━━ LISTED ENTRIES ━━

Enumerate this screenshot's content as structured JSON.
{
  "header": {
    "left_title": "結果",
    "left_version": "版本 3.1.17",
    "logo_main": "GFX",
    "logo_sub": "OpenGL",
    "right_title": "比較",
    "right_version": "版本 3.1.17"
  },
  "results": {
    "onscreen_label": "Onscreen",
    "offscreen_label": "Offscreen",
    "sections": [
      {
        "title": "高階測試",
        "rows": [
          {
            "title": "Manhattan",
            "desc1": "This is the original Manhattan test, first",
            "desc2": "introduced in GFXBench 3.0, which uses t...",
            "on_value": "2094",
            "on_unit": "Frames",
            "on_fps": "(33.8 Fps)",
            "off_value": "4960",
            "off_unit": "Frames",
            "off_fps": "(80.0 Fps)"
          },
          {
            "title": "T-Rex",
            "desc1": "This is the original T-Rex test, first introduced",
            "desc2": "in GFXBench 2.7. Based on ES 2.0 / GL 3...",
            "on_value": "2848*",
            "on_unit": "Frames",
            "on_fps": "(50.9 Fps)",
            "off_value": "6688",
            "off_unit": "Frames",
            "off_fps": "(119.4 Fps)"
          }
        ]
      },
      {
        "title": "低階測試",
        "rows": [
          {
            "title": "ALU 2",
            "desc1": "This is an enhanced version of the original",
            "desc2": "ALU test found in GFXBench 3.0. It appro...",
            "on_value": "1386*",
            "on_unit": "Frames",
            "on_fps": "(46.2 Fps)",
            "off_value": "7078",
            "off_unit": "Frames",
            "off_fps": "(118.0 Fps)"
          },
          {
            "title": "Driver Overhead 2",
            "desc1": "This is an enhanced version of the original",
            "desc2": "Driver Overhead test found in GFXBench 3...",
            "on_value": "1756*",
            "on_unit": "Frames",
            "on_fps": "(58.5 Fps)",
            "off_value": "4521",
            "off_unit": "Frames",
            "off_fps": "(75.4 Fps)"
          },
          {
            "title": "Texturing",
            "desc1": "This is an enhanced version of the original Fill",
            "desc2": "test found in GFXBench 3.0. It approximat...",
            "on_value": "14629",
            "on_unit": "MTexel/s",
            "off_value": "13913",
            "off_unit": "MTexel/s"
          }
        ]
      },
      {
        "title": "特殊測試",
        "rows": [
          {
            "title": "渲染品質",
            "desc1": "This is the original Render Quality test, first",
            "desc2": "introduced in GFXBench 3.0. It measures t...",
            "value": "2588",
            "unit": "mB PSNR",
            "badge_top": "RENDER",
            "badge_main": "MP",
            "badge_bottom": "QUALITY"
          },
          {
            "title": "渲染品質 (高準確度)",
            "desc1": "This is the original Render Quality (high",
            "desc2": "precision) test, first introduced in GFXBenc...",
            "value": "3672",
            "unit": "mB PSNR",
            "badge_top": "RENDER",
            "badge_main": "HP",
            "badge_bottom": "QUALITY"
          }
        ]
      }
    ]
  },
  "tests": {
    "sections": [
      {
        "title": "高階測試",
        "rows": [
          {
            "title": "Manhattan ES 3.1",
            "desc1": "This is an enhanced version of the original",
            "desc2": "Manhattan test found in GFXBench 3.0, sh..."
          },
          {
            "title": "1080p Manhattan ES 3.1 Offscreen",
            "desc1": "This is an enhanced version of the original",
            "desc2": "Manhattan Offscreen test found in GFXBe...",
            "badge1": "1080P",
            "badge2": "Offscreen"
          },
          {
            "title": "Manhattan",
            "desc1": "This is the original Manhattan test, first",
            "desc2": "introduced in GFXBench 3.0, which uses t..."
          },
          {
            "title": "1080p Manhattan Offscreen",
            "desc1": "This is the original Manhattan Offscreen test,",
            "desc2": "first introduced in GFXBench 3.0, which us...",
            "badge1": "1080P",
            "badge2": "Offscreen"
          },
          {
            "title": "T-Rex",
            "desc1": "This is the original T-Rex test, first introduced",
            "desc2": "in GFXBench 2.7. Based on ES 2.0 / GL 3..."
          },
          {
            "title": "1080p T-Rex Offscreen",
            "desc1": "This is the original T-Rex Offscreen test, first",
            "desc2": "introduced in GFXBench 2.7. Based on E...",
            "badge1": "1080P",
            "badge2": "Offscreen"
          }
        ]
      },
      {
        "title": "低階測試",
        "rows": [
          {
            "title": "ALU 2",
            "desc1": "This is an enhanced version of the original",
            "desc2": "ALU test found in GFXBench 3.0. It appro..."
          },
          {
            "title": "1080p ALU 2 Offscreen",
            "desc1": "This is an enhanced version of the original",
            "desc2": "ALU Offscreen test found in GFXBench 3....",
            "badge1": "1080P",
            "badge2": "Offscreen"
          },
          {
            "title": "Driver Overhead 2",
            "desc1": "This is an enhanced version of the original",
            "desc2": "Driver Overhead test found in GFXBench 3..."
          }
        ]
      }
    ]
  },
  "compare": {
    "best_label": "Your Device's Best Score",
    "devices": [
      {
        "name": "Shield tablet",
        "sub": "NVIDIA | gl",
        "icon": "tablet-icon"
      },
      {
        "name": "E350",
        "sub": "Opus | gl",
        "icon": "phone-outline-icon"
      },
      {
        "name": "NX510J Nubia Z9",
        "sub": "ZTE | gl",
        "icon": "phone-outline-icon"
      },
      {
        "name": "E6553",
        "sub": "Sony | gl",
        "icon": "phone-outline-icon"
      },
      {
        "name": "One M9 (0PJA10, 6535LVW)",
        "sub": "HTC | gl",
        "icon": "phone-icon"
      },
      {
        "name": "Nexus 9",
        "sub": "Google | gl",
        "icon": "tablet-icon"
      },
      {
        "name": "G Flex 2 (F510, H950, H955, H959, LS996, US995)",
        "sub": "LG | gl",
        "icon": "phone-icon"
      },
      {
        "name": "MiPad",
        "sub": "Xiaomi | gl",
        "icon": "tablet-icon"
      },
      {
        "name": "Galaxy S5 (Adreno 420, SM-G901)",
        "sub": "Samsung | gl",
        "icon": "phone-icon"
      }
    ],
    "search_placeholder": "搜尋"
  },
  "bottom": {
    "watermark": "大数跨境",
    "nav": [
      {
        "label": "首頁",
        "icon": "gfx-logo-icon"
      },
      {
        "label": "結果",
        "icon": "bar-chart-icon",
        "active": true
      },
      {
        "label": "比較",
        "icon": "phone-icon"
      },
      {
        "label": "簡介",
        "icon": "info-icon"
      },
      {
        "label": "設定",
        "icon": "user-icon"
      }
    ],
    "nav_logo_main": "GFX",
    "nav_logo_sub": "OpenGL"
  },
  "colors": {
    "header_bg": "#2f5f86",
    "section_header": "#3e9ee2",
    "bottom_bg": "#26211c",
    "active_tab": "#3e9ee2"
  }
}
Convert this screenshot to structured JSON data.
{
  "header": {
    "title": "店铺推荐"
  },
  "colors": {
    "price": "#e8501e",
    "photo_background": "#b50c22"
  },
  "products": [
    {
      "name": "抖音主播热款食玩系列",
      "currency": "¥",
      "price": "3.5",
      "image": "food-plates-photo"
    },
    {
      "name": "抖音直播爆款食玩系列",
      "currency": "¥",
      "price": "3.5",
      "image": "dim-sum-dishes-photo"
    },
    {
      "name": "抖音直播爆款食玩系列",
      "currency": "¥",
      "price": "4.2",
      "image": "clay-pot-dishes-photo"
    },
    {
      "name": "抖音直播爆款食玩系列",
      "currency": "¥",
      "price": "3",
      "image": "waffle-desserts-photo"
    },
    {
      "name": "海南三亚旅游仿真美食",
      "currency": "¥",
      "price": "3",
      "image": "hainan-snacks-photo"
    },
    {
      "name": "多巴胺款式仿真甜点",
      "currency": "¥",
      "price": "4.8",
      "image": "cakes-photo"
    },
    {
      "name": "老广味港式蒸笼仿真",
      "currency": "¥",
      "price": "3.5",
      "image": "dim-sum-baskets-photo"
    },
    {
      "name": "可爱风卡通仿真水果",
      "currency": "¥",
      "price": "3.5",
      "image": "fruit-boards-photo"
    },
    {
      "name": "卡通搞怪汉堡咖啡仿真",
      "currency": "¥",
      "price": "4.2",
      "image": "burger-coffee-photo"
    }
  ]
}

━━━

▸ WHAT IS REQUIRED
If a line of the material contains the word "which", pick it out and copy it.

▸ PROBLEM SOLUTION
            "desc2": "introduced in GFXBench 3.0, which uses t...",
            "desc2": "introduced in GFXBench 3.0, which uses t..."
            "desc2": "first introduced in GFXBench 3.0, which us...",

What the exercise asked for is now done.